Ah August! The dog days of summer, when it is beastly hot and all you want to do is lay somewhere cool with an icy beverage. The perfect time to take a walk in the woods. No, not a literal one! I mean Bill Bryson's A Walk in the Woods.
To be fair, recommending A Walk in the Woods is a bit of a cheat as it was chosen as one of our book club books the first year I participated. (Yes, it was my suggestion). However, it is still worthy of it's moment in the blog spotlight. This was my introduction to Bryson's work, as it is for many people because it is the most well known of his books. The premise of the book is Bryson's ambition to walk the length of the Appalachian trail, albeit not in one fell swoop. Did I mention that Bryson is not a hiker, nor, by his own admission, particularly physically fit?
Along with some hilarious incidents, most involving an old friend of his named Katz, this book is filled with information about the origins of the trail, the status of the trail and the environment at the time, and lots of other fun facts and trivia and pithy observations about life, the wilderness and humans in general. At times the book will depress you, like when it discusses the deforestation that is occurring in the Blue Ridge Mountains, thanks in part to the pollution from the cars used by the countless campers who come there each year. Many of Bryson's books contain strong environmental themes so if you happen to drive a gas guzzling behemoth and think global warming doesn't exist then you probably won't enjoy this book. But quite frankly most people who are in that state of denial don't read anyway so it is moot point.
Bryson has caught a lot of flack for this book from die hard trail enthusiasts because they felt that he made light of the difficult nature of hiking the trail, and behaved irresponsibly by going out and hiking whilst being woefully unprepared. Clearly the die hard trail enthusiasts think that people who read books like this are stupid and can't learn from Bryson's mistakes. Anyone who reads the description of how he and Katz felt, looked, and smelt after their first foray on the trail will NOT think "hey! I want to do exactly that!" Or if they do and they end up dying because of their foolishness then they will be a prime candidate for the Darwin Awards. Really what bothers the die hard fans is that the book raised the popularity of the trail with day hikers, and they resent the intrusion. Not that you can really blame them for that sentiment, we've all experienced that feeling when the newbies invade.
But back to the book itself. A Walk in the Woods shines a spotlight on often overlooked, and underfunded national park. I grew up in Virginia and now live in North Carolina and despite my knowledge of the trail's existence, I knew next to nothing about it's history or how it was run.
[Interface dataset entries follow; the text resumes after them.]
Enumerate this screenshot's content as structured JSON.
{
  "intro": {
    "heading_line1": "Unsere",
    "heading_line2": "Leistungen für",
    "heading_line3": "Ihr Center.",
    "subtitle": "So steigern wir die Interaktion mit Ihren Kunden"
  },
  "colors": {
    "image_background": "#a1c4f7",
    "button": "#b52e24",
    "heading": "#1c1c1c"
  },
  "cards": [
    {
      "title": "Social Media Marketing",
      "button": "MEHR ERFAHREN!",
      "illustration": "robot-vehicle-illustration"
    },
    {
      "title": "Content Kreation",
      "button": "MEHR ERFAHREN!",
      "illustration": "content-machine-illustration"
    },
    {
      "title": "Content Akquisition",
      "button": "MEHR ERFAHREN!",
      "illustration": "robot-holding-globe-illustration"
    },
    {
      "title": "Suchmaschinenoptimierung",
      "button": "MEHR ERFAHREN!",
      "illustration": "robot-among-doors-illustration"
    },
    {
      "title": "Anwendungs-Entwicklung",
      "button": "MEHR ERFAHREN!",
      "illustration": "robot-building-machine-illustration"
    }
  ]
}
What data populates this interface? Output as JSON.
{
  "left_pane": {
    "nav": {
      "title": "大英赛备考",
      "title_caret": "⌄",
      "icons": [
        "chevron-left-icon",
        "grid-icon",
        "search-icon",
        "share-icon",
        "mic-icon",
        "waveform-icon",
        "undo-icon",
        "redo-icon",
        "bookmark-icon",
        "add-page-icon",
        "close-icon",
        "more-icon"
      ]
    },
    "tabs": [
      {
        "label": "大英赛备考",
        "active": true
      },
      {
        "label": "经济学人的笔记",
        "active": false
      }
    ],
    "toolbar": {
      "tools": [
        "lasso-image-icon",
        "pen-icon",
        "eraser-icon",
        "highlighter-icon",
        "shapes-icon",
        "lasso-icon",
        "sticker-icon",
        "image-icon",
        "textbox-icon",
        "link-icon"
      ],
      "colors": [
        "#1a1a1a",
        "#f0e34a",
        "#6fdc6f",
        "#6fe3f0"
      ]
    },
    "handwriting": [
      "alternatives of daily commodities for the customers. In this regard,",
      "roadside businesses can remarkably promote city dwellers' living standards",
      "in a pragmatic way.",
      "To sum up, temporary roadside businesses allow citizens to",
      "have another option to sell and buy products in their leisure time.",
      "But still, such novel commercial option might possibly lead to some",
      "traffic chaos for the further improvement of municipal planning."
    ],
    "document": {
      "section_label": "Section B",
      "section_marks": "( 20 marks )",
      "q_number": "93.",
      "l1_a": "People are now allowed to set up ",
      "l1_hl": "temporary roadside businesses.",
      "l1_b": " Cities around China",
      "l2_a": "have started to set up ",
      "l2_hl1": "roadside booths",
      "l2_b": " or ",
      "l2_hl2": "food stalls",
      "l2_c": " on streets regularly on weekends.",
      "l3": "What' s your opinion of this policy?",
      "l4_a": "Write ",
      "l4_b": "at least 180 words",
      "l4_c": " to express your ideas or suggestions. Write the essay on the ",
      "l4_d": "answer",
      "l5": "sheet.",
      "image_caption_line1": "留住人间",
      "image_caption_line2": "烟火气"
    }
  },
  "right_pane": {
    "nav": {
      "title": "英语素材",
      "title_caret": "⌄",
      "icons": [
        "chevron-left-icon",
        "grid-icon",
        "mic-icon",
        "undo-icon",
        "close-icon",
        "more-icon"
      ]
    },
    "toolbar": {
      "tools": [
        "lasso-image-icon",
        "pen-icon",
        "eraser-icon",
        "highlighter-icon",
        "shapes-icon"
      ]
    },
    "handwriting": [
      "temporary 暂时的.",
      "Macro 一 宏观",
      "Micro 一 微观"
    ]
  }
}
My cousin's ex-boyfriend attempted to hike the trail from beginning to end and the trail kicked his ass,(he readily admits this by the way) and he was a major outdoors kind of guy. It is not for light weights or the squeamish as the book makes perfectly clear. But the book is not all "Danger Will Robinson!", or gloomy environmental information. Large portions of it a extremely funny. Bryson has a very deft turn of phrase and the ability to draw the reader in and make them experience everything along with him. An excellent skill in a travel writer don't you think? So take A Walk in the Woods with Bill Bryson, I promise you that you won't regret it. And best of all, you won't need any bug spray.